*** Given data ***

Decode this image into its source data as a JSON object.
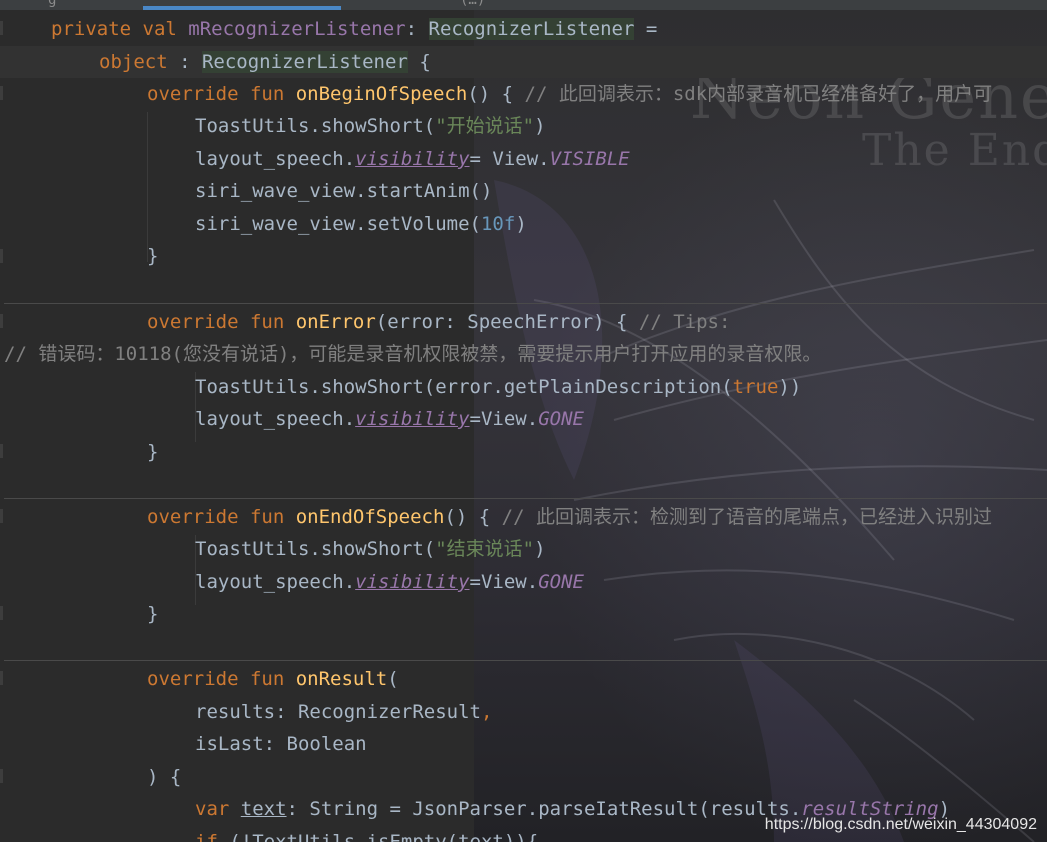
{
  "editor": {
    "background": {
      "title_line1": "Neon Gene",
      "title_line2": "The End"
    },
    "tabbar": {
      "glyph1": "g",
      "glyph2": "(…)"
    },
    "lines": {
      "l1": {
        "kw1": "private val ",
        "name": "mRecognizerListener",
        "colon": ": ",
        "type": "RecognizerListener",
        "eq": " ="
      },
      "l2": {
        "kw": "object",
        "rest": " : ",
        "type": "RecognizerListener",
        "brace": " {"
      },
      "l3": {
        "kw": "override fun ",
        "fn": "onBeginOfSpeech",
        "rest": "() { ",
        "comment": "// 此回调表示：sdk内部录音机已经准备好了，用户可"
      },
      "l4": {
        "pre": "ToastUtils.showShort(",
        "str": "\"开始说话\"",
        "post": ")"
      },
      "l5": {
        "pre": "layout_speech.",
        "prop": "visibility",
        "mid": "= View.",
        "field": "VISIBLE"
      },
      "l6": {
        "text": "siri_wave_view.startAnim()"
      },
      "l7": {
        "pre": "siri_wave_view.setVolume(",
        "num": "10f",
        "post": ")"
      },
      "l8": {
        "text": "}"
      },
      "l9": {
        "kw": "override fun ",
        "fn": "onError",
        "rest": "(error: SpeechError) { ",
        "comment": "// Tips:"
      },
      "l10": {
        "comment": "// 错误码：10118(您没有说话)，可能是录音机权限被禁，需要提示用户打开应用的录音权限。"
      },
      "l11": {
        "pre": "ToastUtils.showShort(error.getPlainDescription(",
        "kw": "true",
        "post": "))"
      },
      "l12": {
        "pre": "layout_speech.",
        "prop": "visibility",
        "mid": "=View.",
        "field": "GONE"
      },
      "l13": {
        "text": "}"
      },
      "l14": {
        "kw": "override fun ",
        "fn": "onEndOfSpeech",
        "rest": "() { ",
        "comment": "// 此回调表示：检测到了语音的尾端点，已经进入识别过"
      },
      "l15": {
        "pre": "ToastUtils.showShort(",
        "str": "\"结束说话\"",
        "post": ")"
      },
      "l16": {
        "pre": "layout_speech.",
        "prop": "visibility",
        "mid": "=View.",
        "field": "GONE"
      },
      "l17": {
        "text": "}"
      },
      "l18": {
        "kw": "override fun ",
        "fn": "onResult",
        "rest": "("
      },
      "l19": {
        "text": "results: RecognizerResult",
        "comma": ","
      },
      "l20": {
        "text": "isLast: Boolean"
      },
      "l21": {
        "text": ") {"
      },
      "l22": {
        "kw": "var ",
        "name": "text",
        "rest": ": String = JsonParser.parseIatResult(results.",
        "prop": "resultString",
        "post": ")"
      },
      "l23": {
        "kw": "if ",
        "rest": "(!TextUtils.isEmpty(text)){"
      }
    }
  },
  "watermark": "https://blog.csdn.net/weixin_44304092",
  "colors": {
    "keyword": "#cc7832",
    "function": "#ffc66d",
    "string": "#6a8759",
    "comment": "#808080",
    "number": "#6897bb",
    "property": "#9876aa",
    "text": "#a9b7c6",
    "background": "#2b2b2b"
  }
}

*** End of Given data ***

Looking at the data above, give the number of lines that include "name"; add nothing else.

● Task solution: 2